Information:
================================
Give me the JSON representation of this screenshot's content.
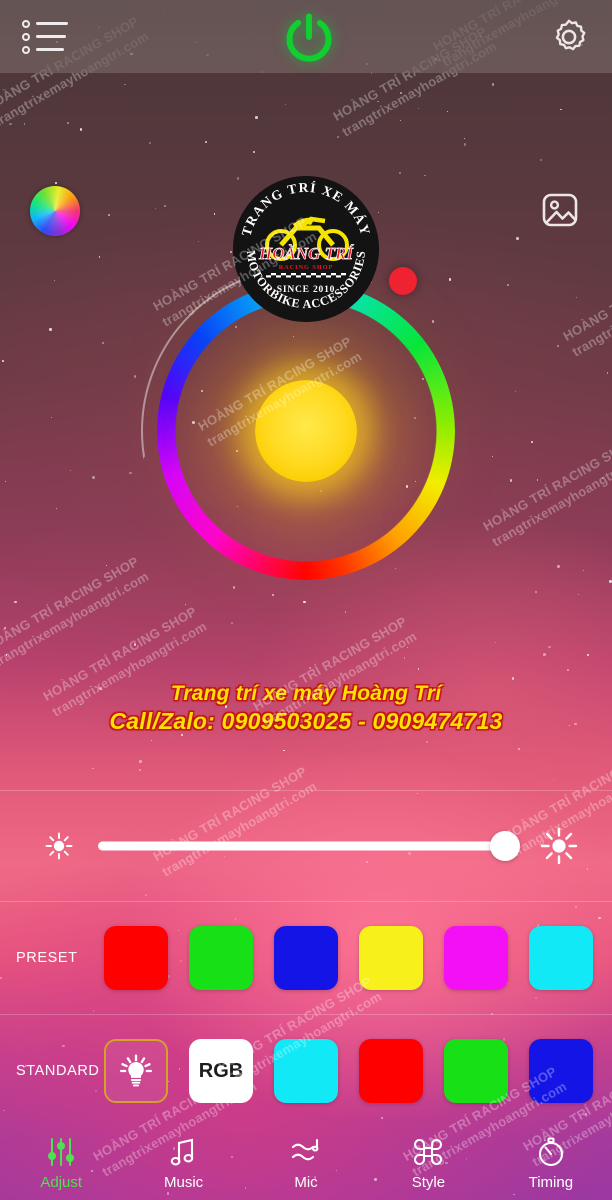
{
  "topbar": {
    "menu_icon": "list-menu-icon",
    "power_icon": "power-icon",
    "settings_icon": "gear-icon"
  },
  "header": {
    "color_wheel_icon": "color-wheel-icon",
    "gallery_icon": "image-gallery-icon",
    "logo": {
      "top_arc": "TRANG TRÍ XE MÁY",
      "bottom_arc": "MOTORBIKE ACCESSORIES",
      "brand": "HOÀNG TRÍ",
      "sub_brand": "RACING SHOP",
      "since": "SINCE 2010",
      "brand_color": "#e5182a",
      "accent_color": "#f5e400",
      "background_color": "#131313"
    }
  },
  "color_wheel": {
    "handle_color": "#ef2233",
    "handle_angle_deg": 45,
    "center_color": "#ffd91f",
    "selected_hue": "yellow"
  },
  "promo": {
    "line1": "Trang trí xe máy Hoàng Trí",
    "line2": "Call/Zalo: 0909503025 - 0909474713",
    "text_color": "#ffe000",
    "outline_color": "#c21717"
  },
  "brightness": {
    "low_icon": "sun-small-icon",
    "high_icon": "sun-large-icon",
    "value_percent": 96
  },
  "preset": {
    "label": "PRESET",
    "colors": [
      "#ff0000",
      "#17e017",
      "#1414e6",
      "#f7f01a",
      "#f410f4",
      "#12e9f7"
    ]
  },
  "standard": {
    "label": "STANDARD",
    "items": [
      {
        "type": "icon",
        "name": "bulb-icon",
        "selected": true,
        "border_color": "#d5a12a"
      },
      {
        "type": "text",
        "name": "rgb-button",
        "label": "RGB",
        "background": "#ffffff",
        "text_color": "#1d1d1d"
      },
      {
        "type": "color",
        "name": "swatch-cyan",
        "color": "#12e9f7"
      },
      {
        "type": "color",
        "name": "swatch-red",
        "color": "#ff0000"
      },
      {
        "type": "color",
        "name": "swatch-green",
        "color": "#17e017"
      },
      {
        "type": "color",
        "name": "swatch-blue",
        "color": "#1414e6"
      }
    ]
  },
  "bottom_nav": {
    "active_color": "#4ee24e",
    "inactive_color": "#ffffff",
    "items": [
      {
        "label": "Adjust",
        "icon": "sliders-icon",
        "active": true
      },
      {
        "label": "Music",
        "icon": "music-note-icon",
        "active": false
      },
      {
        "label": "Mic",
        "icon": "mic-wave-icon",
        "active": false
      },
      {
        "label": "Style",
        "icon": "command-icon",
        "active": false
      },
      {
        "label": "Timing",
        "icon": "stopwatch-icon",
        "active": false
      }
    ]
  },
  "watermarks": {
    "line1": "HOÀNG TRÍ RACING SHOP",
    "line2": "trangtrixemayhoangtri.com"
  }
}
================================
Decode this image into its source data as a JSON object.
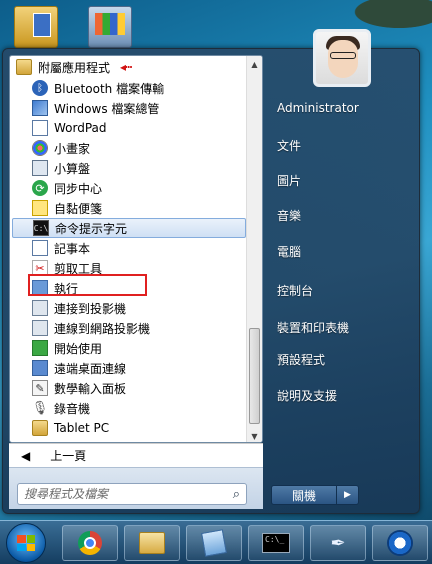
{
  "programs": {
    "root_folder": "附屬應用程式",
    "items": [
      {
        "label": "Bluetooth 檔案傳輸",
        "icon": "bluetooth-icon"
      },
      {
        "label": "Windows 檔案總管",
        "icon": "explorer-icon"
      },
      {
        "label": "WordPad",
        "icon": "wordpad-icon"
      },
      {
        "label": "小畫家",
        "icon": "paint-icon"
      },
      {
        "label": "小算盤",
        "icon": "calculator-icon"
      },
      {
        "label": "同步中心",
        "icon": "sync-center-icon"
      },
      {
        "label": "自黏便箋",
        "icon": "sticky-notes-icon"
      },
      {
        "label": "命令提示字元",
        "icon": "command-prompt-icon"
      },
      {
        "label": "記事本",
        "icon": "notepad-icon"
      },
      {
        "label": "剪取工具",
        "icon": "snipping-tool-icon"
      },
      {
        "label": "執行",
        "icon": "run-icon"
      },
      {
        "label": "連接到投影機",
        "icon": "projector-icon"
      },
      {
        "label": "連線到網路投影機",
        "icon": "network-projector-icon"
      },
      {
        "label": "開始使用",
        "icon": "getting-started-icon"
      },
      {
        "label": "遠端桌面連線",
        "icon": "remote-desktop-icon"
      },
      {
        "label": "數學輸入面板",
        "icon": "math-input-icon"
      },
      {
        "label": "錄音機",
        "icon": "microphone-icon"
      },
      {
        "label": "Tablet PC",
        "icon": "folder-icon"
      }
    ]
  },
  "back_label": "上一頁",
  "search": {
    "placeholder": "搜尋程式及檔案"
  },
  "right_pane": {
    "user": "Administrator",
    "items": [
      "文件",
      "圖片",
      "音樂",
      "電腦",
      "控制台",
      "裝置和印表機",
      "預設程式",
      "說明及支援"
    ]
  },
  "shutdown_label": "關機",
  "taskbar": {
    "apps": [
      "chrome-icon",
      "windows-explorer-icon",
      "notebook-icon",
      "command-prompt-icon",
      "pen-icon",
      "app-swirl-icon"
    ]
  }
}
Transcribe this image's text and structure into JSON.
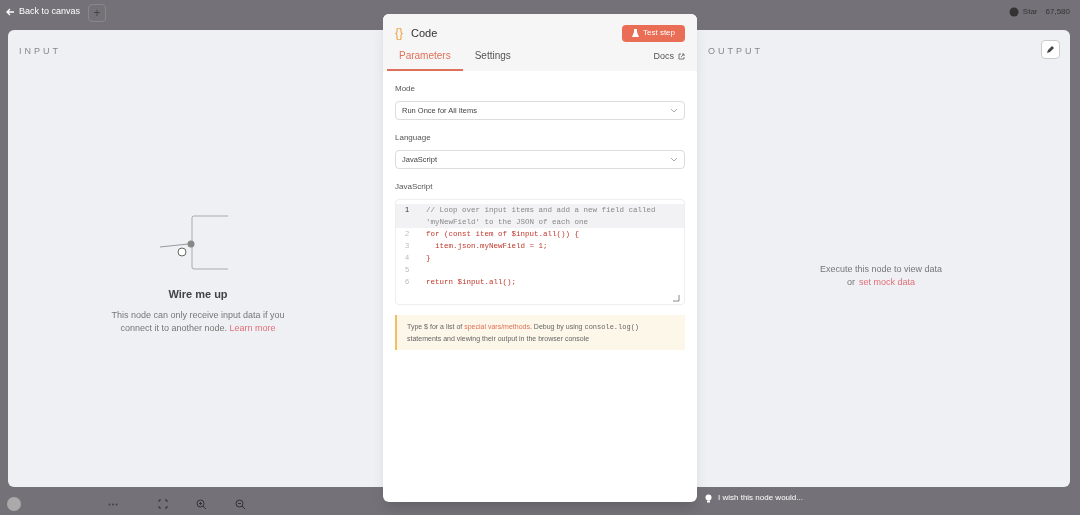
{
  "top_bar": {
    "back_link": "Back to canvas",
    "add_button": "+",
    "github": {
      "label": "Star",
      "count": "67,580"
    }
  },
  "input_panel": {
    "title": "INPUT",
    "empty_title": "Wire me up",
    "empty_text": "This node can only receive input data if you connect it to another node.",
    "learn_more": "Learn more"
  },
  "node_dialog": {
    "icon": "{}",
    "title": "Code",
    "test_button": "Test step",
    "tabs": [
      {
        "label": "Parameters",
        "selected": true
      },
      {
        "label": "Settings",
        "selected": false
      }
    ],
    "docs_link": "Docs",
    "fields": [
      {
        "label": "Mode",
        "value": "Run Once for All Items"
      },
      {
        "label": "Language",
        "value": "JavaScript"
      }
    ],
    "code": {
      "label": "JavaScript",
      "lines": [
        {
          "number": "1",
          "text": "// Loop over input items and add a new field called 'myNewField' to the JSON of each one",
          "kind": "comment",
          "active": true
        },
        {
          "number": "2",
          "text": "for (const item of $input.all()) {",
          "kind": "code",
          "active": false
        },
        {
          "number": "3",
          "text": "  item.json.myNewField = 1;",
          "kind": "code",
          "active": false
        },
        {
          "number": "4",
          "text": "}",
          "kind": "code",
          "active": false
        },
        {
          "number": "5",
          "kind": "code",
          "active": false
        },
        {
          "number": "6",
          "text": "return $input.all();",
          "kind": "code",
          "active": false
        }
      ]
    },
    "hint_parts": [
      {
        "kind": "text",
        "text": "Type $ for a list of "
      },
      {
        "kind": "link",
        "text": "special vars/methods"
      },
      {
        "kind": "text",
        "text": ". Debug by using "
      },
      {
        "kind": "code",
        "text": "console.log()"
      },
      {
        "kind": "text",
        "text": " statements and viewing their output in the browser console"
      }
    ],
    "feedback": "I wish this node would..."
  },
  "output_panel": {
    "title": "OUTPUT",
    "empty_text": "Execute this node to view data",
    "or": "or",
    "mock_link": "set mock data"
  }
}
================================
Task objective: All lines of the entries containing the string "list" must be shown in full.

Exercise response:
    "menu_icon": "list-menu-icon",
        "text": "Type $ for a list of "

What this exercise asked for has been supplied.